- [WHAT YOU NEED TO DO]:
Reproduce the records exactly, but not the pictures.

- [SUPPLIED INFORMATION]:
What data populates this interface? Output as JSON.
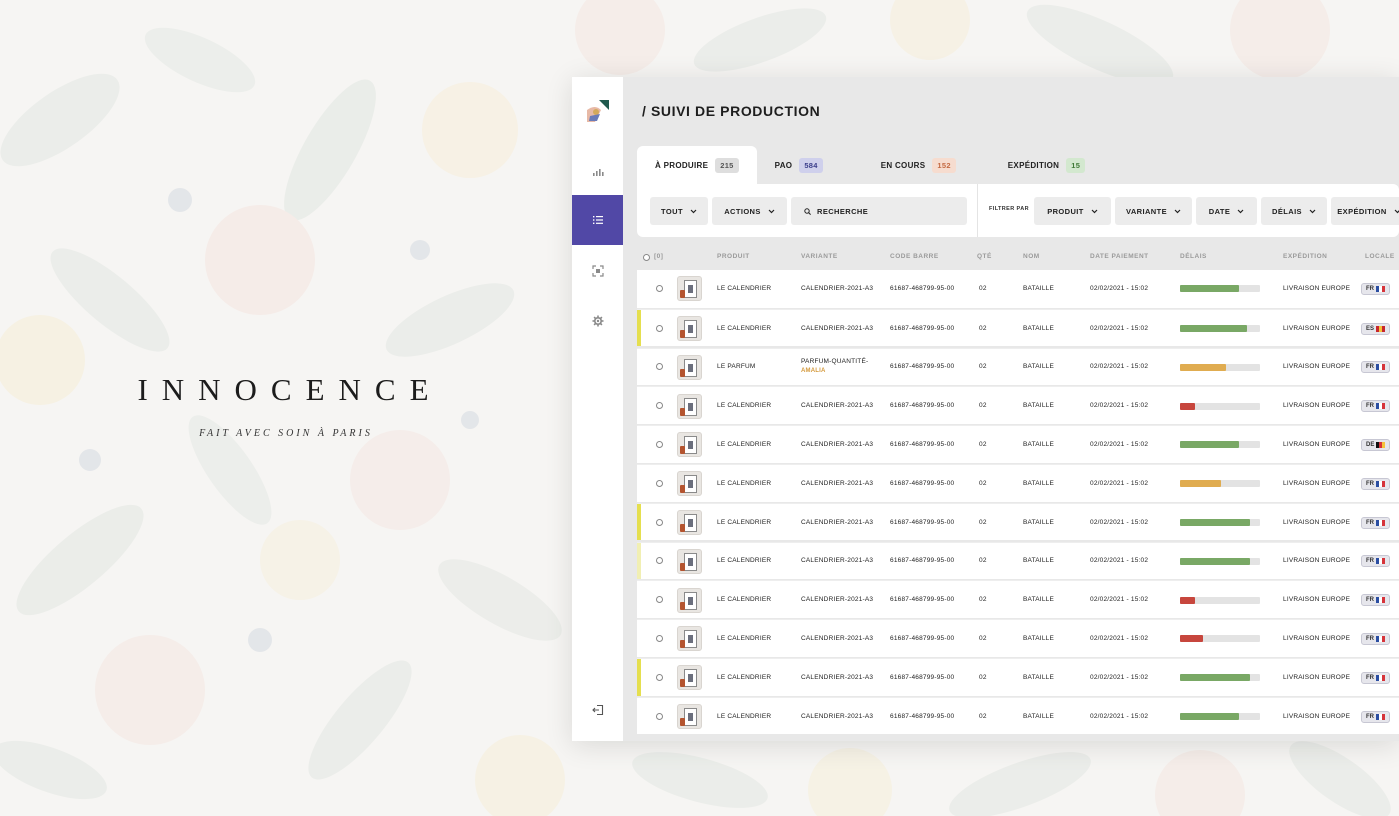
{
  "brand": {
    "title": "INNOCENCE",
    "subtitle": "FAIT AVEC SOIN À PARIS"
  },
  "page": {
    "title": "/ SUIVI DE PRODUCTION"
  },
  "sidebar": {
    "items": [
      {
        "name": "stats",
        "icon": "bar-chart-icon"
      },
      {
        "name": "list",
        "icon": "list-icon",
        "active": true
      },
      {
        "name": "scan",
        "icon": "scan-icon"
      },
      {
        "name": "settings",
        "icon": "gear-icon"
      }
    ],
    "logout_icon": "logout-icon"
  },
  "tabs": [
    {
      "label": "À PRODUIRE",
      "count": "215",
      "color": "gray",
      "active": true
    },
    {
      "label": "PAO",
      "count": "584",
      "color": "blue"
    },
    {
      "label": "EN COURS",
      "count": "152",
      "color": "peach"
    },
    {
      "label": "EXPÉDITION",
      "count": "15",
      "color": "green"
    }
  ],
  "toolbar": {
    "tout": "TOUT",
    "actions": "ACTIONS",
    "search_placeholder": "RECHERCHE",
    "filter_label": "FILTRER PAR",
    "filters": [
      "PRODUIT",
      "VARIANTE",
      "DATE",
      "DÉLAIS",
      "EXPÉDITION"
    ]
  },
  "table": {
    "select_all": "[0]",
    "headers": {
      "produit": "PRODUIT",
      "variante": "VARIANTE",
      "code": "CODE BARRE",
      "qte": "QTÉ",
      "nom": "NOM",
      "date": "DATE PAIEMENT",
      "delais": "DÉLAIS",
      "expedition": "EXPÉDITION",
      "locale": "LOCALE"
    },
    "rows": [
      {
        "produit": "LE CALENDRIER",
        "variante": "CALENDRIER-2021-A3",
        "code": "61687-468799-95-00",
        "qte": "02",
        "nom": "BATAILLE",
        "date": "02/02/2021 - 15:02",
        "delais": 0.74,
        "delais_color": "#79a865",
        "expedition": "LIVRAISON EUROPE",
        "locale": "FR",
        "flag": "fr",
        "mark": ""
      },
      {
        "produit": "LE CALENDRIER",
        "variante": "CALENDRIER-2021-A3",
        "code": "61687-468799-95-00",
        "qte": "02",
        "nom": "BATAILLE",
        "date": "02/02/2021 - 15:02",
        "delais": 0.84,
        "delais_color": "#79a865",
        "expedition": "LIVRAISON EUROPE",
        "locale": "ES",
        "flag": "es",
        "mark": "#e5df4f"
      },
      {
        "produit": "LE PARFUM",
        "variante": "PARFUM-QUANTITÉ-",
        "variante_extra": "AMALIA",
        "code": "61687-468799-95-00",
        "qte": "02",
        "nom": "BATAILLE",
        "date": "02/02/2021 - 15:02",
        "delais": 0.58,
        "delais_color": "#e0ac50",
        "expedition": "LIVRAISON EUROPE",
        "locale": "FR",
        "flag": "fr",
        "mark": ""
      },
      {
        "produit": "LE CALENDRIER",
        "variante": "CALENDRIER-2021-A3",
        "code": "61687-468799-95-00",
        "qte": "02",
        "nom": "BATAILLE",
        "date": "02/02/2021 - 15:02",
        "delais": 0.19,
        "delais_color": "#c7463d",
        "expedition": "LIVRAISON EUROPE",
        "locale": "FR",
        "flag": "fr",
        "mark": ""
      },
      {
        "produit": "LE CALENDRIER",
        "variante": "CALENDRIER-2021-A3",
        "code": "61687-468799-95-00",
        "qte": "02",
        "nom": "BATAILLE",
        "date": "02/02/2021 - 15:02",
        "delais": 0.74,
        "delais_color": "#79a865",
        "expedition": "LIVRAISON EUROPE",
        "locale": "DE",
        "flag": "de",
        "mark": ""
      },
      {
        "produit": "LE CALENDRIER",
        "variante": "CALENDRIER-2021-A3",
        "code": "61687-468799-95-00",
        "qte": "02",
        "nom": "BATAILLE",
        "date": "02/02/2021 - 15:02",
        "delais": 0.51,
        "delais_color": "#e0ac50",
        "expedition": "LIVRAISON EUROPE",
        "locale": "FR",
        "flag": "fr",
        "mark": ""
      },
      {
        "produit": "LE CALENDRIER",
        "variante": "CALENDRIER-2021-A3",
        "code": "61687-468799-95-00",
        "qte": "02",
        "nom": "BATAILLE",
        "date": "02/02/2021 - 15:02",
        "delais": 0.88,
        "delais_color": "#79a865",
        "expedition": "LIVRAISON EUROPE",
        "locale": "FR",
        "flag": "fr",
        "mark": "#e5df4f"
      },
      {
        "produit": "LE CALENDRIER",
        "variante": "CALENDRIER-2021-A3",
        "code": "61687-468799-95-00",
        "qte": "02",
        "nom": "BATAILLE",
        "date": "02/02/2021 - 15:02",
        "delais": 0.88,
        "delais_color": "#79a865",
        "expedition": "LIVRAISON EUROPE",
        "locale": "FR",
        "flag": "fr",
        "mark": "#f1efb3"
      },
      {
        "produit": "LE CALENDRIER",
        "variante": "CALENDRIER-2021-A3",
        "code": "61687-468799-95-00",
        "qte": "02",
        "nom": "BATAILLE",
        "date": "02/02/2021 - 15:02",
        "delais": 0.19,
        "delais_color": "#c7463d",
        "expedition": "LIVRAISON EUROPE",
        "locale": "FR",
        "flag": "fr",
        "mark": ""
      },
      {
        "produit": "LE CALENDRIER",
        "variante": "CALENDRIER-2021-A3",
        "code": "61687-468799-95-00",
        "qte": "02",
        "nom": "BATAILLE",
        "date": "02/02/2021 - 15:02",
        "delais": 0.29,
        "delais_color": "#c7463d",
        "expedition": "LIVRAISON EUROPE",
        "locale": "FR",
        "flag": "fr",
        "mark": ""
      },
      {
        "produit": "LE CALENDRIER",
        "variante": "CALENDRIER-2021-A3",
        "code": "61687-468799-95-00",
        "qte": "02",
        "nom": "BATAILLE",
        "date": "02/02/2021 - 15:02",
        "delais": 0.88,
        "delais_color": "#79a865",
        "expedition": "LIVRAISON EUROPE",
        "locale": "FR",
        "flag": "fr",
        "mark": "#e5df4f"
      },
      {
        "produit": "LE CALENDRIER",
        "variante": "CALENDRIER-2021-A3",
        "code": "61687-468799-95-00",
        "qte": "02",
        "nom": "BATAILLE",
        "date": "02/02/2021 - 15:02",
        "delais": 0.74,
        "delais_color": "#79a865",
        "expedition": "LIVRAISON EUROPE",
        "locale": "FR",
        "flag": "fr",
        "mark": ""
      }
    ]
  },
  "colors": {
    "accent": "#5148a6",
    "green": "#79a865",
    "orange": "#e0ac50",
    "red": "#c7463d",
    "mark_yellow": "#e5df4f"
  }
}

- [RESPONSE]:
What data populates this interface? Output as JSON.
{
  "brand": {
    "title": "INNOCENCE",
    "subtitle": "FAIT AVEC SOIN À PARIS"
  },
  "page": {
    "title": "/ SUIVI DE PRODUCTION"
  },
  "sidebar": {
    "items": [
      {
        "name": "stats",
        "icon": "bar-chart-icon"
      },
      {
        "name": "list",
        "icon": "list-icon",
        "active": true
      },
      {
        "name": "scan",
        "icon": "scan-icon"
      },
      {
        "name": "settings",
        "icon": "gear-icon"
      }
    ],
    "logout_icon": "logout-icon"
  },
  "tabs": [
    {
      "label": "À PRODUIRE",
      "count": "215",
      "color": "gray",
      "active": true
    },
    {
      "label": "PAO",
      "count": "584",
      "color": "blue"
    },
    {
      "label": "EN COURS",
      "count": "152",
      "color": "peach"
    },
    {
      "label": "EXPÉDITION",
      "count": "15",
      "color": "green"
    }
  ],
  "toolbar": {
    "tout": "TOUT",
    "actions": "ACTIONS",
    "search_placeholder": "RECHERCHE",
    "filter_label": "FILTRER PAR",
    "filters": [
      "PRODUIT",
      "VARIANTE",
      "DATE",
      "DÉLAIS",
      "EXPÉDITION"
    ]
  },
  "table": {
    "select_all": "[0]",
    "headers": {
      "produit": "PRODUIT",
      "variante": "VARIANTE",
      "code": "CODE BARRE",
      "qte": "QTÉ",
      "nom": "NOM",
      "date": "DATE PAIEMENT",
      "delais": "DÉLAIS",
      "expedition": "EXPÉDITION",
      "locale": "LOCALE"
    },
    "rows": [
      {
        "produit": "LE CALENDRIER",
        "variante": "CALENDRIER-2021-A3",
        "code": "61687-468799-95-00",
        "qte": "02",
        "nom": "BATAILLE",
        "date": "02/02/2021 - 15:02",
        "delais": 0.74,
        "delais_color": "#79a865",
        "expedition": "LIVRAISON EUROPE",
        "locale": "FR",
        "flag": "fr",
        "mark": ""
      },
      {
        "produit": "LE CALENDRIER",
        "variante": "CALENDRIER-2021-A3",
        "code": "61687-468799-95-00",
        "qte": "02",
        "nom": "BATAILLE",
        "date": "02/02/2021 - 15:02",
        "delais": 0.84,
        "delais_color": "#79a865",
        "expedition": "LIVRAISON EUROPE",
        "locale": "ES",
        "flag": "es",
        "mark": "#e5df4f"
      },
      {
        "produit": "LE PARFUM",
        "variante": "PARFUM-QUANTITÉ-",
        "variante_extra": "AMALIA",
        "code": "61687-468799-95-00",
        "qte": "02",
        "nom": "BATAILLE",
        "date": "02/02/2021 - 15:02",
        "delais": 0.58,
        "delais_color": "#e0ac50",
        "expedition": "LIVRAISON EUROPE",
        "locale": "FR",
        "flag": "fr",
        "mark": ""
      },
      {
        "produit": "LE CALENDRIER",
        "variante": "CALENDRIER-2021-A3",
        "code": "61687-468799-95-00",
        "qte": "02",
        "nom": "BATAILLE",
        "date": "02/02/2021 - 15:02",
        "delais": 0.19,
        "delais_color": "#c7463d",
        "expedition": "LIVRAISON EUROPE",
        "locale": "FR",
        "flag": "fr",
        "mark": ""
      },
      {
        "produit": "LE CALENDRIER",
        "variante": "CALENDRIER-2021-A3",
        "code": "61687-468799-95-00",
        "qte": "02",
        "nom": "BATAILLE",
        "date": "02/02/2021 - 15:02",
        "delais": 0.74,
        "delais_color": "#79a865",
        "expedition": "LIVRAISON EUROPE",
        "locale": "DE",
        "flag": "de",
        "mark": ""
      },
      {
        "produit": "LE CALENDRIER",
        "variante": "CALENDRIER-2021-A3",
        "code": "61687-468799-95-00",
        "qte": "02",
        "nom": "BATAILLE",
        "date": "02/02/2021 - 15:02",
        "delais": 0.51,
        "delais_color": "#e0ac50",
        "expedition": "LIVRAISON EUROPE",
        "locale": "FR",
        "flag": "fr",
        "mark": ""
      },
      {
        "produit": "LE CALENDRIER",
        "variante": "CALENDRIER-2021-A3",
        "code": "61687-468799-95-00",
        "qte": "02",
        "nom": "BATAILLE",
        "date": "02/02/2021 - 15:02",
        "delais": 0.88,
        "delais_color": "#79a865",
        "expedition": "LIVRAISON EUROPE",
        "locale": "FR",
        "flag": "fr",
        "mark": "#e5df4f"
      },
      {
        "produit": "LE CALENDRIER",
        "variante": "CALENDRIER-2021-A3",
        "code": "61687-468799-95-00",
        "qte": "02",
        "nom": "BATAILLE",
        "date": "02/02/2021 - 15:02",
        "delais": 0.88,
        "delais_color": "#79a865",
        "expedition": "LIVRAISON EUROPE",
        "locale": "FR",
        "flag": "fr",
        "mark": "#f1efb3"
      },
      {
        "produit": "LE CALENDRIER",
        "variante": "CALENDRIER-2021-A3",
        "code": "61687-468799-95-00",
        "qte": "02",
        "nom": "BATAILLE",
        "date": "02/02/2021 - 15:02",
        "delais": 0.19,
        "delais_color": "#c7463d",
        "expedition": "LIVRAISON EUROPE",
        "locale": "FR",
        "flag": "fr",
        "mark": ""
      },
      {
        "produit": "LE CALENDRIER",
        "variante": "CALENDRIER-2021-A3",
        "code": "61687-468799-95-00",
        "qte": "02",
        "nom": "BATAILLE",
        "date": "02/02/2021 - 15:02",
        "delais": 0.29,
        "delais_color": "#c7463d",
        "expedition": "LIVRAISON EUROPE",
        "locale": "FR",
        "flag": "fr",
        "mark": ""
      },
      {
        "produit": "LE CALENDRIER",
        "variante": "CALENDRIER-2021-A3",
        "code": "61687-468799-95-00",
        "qte": "02",
        "nom": "BATAILLE",
        "date": "02/02/2021 - 15:02",
        "delais": 0.88,
        "delais_color": "#79a865",
        "expedition": "LIVRAISON EUROPE",
        "locale": "FR",
        "flag": "fr",
        "mark": "#e5df4f"
      },
      {
        "produit": "LE CALENDRIER",
        "variante": "CALENDRIER-2021-A3",
        "code": "61687-468799-95-00",
        "qte": "02",
        "nom": "BATAILLE",
        "date": "02/02/2021 - 15:02",
        "delais": 0.74,
        "delais_color": "#79a865",
        "expedition": "LIVRAISON EUROPE",
        "locale": "FR",
        "flag": "fr",
        "mark": ""
      }
    ]
  },
  "colors": {
    "accent": "#5148a6",
    "green": "#79a865",
    "orange": "#e0ac50",
    "red": "#c7463d",
    "mark_yellow": "#e5df4f"
  }
}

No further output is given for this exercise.